README.md

Attribute Modules for CSS - Specification

Attribute Modules (AM) is a technique for using attributes and their values rather than classes for styling HTML elements.

Concepts

Like other CSS methodologies, AM makes some suggestions about logical groupings for your styling code. These are Modules, Variations & Traits.

Modules

Modules are similar to both Blocks and Elements in BEM, and can initially be considered a direct replacement for HTML classes. Modules are described by HTML attributes.

Variations

Similar to the Modifier of BEM, Variations are represented by the value of the attribute, and extend or override the base Module's styles.

Traits

A collection of single-purpose values, grouped into a namespace by the attribute. For example, a collection of typographical styles might be grouped into a type trait. This is similar to SuitCSS' utils project.

HTML Syntax

The Prefix

All AM attributes must be prefixed in order to avoid clashing with in-built HTML attributes. For the remainder of this document, the prefix am- will be used, but any short string would be appropriate. If the prefix begins with data-, all AM attributes will be valid HTML attributes. Here is an example of AM markup in HTML:

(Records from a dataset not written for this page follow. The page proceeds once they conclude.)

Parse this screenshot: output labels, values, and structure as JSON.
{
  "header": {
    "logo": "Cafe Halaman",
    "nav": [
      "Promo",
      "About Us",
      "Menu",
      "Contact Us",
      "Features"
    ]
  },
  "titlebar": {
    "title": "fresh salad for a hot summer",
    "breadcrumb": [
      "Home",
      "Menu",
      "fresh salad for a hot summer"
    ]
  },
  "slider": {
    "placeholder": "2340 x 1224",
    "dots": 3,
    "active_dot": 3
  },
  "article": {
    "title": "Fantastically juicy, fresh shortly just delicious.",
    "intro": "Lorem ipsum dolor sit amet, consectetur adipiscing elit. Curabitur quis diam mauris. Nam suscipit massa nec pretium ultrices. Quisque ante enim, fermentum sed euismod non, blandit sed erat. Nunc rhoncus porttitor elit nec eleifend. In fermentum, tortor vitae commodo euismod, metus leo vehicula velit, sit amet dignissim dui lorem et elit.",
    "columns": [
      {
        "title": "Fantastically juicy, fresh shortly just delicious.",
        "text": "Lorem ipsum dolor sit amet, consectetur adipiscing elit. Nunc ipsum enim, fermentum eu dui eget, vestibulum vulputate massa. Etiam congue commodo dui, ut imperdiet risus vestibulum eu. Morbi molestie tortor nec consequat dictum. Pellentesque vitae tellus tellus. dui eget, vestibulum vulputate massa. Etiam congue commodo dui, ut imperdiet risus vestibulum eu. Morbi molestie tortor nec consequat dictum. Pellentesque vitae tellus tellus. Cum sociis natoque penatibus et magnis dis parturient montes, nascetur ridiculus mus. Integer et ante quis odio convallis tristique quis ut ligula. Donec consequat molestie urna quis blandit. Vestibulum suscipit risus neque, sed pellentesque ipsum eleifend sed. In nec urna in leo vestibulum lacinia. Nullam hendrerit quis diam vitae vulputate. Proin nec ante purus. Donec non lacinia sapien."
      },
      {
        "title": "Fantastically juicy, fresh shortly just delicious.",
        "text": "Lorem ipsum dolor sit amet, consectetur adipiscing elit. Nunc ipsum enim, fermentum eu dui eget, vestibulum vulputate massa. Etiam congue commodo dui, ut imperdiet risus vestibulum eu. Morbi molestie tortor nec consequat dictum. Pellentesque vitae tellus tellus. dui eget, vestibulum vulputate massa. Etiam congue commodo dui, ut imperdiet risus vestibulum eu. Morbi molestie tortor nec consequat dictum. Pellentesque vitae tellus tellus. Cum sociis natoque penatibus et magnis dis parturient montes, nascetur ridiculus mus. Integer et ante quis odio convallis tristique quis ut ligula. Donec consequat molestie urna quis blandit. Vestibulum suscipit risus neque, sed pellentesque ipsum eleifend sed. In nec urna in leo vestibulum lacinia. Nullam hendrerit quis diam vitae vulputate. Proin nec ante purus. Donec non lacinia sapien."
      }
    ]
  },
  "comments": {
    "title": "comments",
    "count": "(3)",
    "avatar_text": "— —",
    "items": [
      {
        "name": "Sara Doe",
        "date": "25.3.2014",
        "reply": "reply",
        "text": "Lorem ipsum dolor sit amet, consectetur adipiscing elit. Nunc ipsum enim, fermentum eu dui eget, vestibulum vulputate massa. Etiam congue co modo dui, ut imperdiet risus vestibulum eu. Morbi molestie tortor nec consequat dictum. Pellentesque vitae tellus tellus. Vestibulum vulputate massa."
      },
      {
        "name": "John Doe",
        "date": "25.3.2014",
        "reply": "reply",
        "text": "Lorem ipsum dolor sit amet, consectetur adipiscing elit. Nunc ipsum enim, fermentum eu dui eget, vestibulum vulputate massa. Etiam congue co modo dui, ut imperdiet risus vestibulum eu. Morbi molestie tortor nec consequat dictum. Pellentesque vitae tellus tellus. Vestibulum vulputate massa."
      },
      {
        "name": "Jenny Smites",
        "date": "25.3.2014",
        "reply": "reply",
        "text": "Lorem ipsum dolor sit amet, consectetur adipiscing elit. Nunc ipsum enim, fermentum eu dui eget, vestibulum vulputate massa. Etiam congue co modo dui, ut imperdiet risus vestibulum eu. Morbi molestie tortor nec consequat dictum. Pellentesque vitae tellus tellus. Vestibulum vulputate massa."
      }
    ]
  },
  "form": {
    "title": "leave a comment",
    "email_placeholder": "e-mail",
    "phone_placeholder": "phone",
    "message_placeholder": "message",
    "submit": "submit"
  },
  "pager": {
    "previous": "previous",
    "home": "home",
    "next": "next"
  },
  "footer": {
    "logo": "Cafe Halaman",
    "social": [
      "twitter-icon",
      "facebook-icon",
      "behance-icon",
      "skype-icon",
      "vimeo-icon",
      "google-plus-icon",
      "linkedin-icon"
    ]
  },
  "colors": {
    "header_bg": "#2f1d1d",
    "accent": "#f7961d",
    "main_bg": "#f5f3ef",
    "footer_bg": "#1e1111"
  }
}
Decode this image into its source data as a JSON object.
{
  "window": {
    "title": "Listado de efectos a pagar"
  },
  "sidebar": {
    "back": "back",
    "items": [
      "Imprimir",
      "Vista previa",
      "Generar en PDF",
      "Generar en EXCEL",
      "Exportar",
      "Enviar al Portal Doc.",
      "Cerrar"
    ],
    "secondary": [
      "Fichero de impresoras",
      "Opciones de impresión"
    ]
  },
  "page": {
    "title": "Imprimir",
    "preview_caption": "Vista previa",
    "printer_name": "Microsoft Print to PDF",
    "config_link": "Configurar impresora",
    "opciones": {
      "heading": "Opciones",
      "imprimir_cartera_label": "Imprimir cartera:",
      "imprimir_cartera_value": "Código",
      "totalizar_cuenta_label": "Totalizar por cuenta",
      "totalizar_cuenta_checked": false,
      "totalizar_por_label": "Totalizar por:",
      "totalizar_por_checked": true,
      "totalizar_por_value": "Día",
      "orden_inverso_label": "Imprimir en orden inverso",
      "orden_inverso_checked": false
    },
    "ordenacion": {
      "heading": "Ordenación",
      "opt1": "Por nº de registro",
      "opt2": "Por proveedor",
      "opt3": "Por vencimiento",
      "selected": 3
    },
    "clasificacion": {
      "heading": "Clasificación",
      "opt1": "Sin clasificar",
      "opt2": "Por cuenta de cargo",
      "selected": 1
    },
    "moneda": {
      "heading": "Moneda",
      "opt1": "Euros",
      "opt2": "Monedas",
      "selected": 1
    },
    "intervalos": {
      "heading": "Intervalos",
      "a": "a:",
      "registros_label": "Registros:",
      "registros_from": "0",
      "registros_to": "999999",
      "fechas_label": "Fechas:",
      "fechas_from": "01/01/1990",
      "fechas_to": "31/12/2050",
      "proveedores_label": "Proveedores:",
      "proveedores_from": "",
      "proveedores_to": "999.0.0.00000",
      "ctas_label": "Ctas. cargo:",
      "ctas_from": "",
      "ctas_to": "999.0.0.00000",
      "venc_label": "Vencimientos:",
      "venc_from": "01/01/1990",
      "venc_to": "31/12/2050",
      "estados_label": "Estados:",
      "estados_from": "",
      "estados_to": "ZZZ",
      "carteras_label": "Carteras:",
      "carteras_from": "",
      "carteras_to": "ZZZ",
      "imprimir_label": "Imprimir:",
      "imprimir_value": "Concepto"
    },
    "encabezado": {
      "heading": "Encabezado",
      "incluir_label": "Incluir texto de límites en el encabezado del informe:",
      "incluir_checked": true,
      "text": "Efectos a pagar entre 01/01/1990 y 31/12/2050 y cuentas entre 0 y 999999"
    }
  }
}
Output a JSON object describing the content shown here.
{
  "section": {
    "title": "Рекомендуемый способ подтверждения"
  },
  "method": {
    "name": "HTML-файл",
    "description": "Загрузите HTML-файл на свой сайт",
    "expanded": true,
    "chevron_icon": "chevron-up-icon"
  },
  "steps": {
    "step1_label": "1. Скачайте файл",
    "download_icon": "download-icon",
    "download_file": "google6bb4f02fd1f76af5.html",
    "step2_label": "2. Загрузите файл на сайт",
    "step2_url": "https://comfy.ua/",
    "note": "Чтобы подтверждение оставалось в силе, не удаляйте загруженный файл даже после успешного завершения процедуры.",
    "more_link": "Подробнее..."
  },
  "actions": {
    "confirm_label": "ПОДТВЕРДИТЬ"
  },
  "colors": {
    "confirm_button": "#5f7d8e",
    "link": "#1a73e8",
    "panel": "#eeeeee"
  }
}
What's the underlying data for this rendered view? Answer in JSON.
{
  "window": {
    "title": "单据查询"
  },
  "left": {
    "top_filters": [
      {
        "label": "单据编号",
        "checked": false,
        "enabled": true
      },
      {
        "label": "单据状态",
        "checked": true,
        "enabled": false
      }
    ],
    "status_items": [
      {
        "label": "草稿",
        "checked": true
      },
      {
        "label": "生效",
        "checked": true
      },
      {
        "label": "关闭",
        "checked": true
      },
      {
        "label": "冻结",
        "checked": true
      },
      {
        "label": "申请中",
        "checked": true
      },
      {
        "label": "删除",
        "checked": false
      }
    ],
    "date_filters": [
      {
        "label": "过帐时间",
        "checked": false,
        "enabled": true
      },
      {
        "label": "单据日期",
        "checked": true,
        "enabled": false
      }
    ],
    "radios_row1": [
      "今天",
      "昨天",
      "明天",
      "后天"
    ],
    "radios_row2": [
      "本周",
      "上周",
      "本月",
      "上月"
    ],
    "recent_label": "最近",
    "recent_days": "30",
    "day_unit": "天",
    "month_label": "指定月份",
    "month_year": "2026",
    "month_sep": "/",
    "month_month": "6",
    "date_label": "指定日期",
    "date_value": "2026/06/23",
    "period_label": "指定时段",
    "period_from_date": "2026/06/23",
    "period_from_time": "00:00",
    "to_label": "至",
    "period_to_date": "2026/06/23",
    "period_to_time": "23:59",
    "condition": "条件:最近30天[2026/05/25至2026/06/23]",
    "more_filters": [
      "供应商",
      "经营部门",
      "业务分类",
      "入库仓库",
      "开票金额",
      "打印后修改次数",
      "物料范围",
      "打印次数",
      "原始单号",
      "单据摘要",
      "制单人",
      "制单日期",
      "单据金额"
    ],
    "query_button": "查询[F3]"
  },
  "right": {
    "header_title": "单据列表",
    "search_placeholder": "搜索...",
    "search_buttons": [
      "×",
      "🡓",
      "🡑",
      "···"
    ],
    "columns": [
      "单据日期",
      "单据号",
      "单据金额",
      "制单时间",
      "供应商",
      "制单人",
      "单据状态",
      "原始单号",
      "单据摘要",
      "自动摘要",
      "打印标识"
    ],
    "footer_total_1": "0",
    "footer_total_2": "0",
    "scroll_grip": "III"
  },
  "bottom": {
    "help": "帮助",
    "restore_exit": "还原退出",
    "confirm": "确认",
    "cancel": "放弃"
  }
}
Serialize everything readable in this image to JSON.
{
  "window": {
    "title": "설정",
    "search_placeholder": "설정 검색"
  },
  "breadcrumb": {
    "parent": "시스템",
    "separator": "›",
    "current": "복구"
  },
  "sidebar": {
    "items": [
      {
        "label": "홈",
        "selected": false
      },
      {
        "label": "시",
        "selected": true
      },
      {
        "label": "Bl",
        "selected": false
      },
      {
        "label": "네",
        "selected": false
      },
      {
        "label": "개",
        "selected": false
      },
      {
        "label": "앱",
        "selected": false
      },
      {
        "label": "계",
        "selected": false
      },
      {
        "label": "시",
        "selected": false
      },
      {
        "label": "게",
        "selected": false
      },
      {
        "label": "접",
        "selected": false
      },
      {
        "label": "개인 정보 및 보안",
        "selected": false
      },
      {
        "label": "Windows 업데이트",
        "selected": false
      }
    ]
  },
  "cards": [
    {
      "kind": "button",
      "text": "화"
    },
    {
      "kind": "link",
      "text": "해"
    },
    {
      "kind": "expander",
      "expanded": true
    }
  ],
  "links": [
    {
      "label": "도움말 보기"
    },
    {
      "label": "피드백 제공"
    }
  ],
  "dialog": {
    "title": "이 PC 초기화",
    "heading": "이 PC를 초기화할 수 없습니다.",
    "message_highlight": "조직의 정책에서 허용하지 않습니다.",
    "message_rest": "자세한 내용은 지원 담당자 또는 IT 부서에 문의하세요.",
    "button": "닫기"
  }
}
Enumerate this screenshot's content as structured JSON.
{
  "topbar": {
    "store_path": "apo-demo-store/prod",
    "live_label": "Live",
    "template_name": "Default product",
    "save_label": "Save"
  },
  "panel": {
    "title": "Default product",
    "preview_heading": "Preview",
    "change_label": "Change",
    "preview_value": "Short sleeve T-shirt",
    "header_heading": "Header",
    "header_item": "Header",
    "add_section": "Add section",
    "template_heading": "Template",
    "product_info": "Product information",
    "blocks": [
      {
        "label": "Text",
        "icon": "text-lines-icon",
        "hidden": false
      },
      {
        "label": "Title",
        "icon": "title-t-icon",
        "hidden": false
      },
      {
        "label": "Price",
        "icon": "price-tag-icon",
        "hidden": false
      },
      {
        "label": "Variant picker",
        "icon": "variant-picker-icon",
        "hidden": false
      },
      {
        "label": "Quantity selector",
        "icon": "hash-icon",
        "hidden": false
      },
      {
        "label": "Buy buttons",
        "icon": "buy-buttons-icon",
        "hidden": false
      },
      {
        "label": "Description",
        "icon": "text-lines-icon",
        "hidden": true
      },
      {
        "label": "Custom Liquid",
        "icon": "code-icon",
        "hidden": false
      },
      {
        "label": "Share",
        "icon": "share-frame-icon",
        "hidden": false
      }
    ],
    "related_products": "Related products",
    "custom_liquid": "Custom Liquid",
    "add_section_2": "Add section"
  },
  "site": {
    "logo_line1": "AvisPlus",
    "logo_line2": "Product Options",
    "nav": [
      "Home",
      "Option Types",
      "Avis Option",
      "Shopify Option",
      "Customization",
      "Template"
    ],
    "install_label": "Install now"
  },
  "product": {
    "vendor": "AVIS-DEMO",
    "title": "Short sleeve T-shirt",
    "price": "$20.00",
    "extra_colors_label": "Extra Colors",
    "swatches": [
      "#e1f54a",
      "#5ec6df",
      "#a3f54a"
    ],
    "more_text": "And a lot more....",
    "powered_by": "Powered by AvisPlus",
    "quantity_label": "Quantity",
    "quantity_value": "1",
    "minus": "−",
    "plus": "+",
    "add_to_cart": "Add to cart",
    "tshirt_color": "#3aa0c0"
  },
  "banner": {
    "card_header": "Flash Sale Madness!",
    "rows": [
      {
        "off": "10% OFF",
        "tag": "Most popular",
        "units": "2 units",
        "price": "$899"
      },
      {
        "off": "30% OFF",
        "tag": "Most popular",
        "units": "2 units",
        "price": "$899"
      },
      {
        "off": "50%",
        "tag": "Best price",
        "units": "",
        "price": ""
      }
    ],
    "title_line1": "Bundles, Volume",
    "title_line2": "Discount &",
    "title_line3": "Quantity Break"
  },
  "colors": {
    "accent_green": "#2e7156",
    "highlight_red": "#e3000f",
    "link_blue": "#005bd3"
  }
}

<tag am-traitName="one two mobile:three">
<tag am-BlockName>
<tag am-BlockName-ChildElement>
<tag am-BlockName="variant">

Attributes

The syntax for attributes follows a similar concept to Suit & BEM, with lower-camel-case names for Traits and upper-camel-case (or Pascal case) for Modules, joined by a hyphen to represent parent-child relationships.

Note: HTML attribute names are not case sensitive, so capitalisation is purely for readability of the HTML markup.

Values

Values are space-separated, like classes, but have a wider range of permitted characters. This is one area where AM provides you extra flexibility, so feel free to experiment.

CSS Syntax

Attribute-value pairs are always styled using the space-separated attribute selector, ~=. This gives precisely the same behaviour as using classes, but each attribute effectively declares its own namespace, affording greater flexibility & isolation in grouping your styles. Here is an example of AM syntax in CSS.

[am-traitName~="value"] { /* styles */ }
[am-traitName~="two"] { /* styles */ }
[am-traitName~="three"], .breakpoint-mobile [am-traitName~="mobile:three"] { /* styles */ }

[am-BlockName] {
  /* Block Styles */
}
[am-BlockName~="modifier"] {
  /* Variant Styles */
}

[am-BlockName-ChildElement] {
  /* Child Block Styles */
}

Note the use of the base attribute selector for styling - these styles are shared by all tags that include the attribute. This is an ideal behaviour for Modules & Variations, as a Variation cannot exist without a base Module styles to be based on. In contrast, a Trait usually doesn't define any styles at the base attribute, but provides a series of individual styles that can be mixed and matched.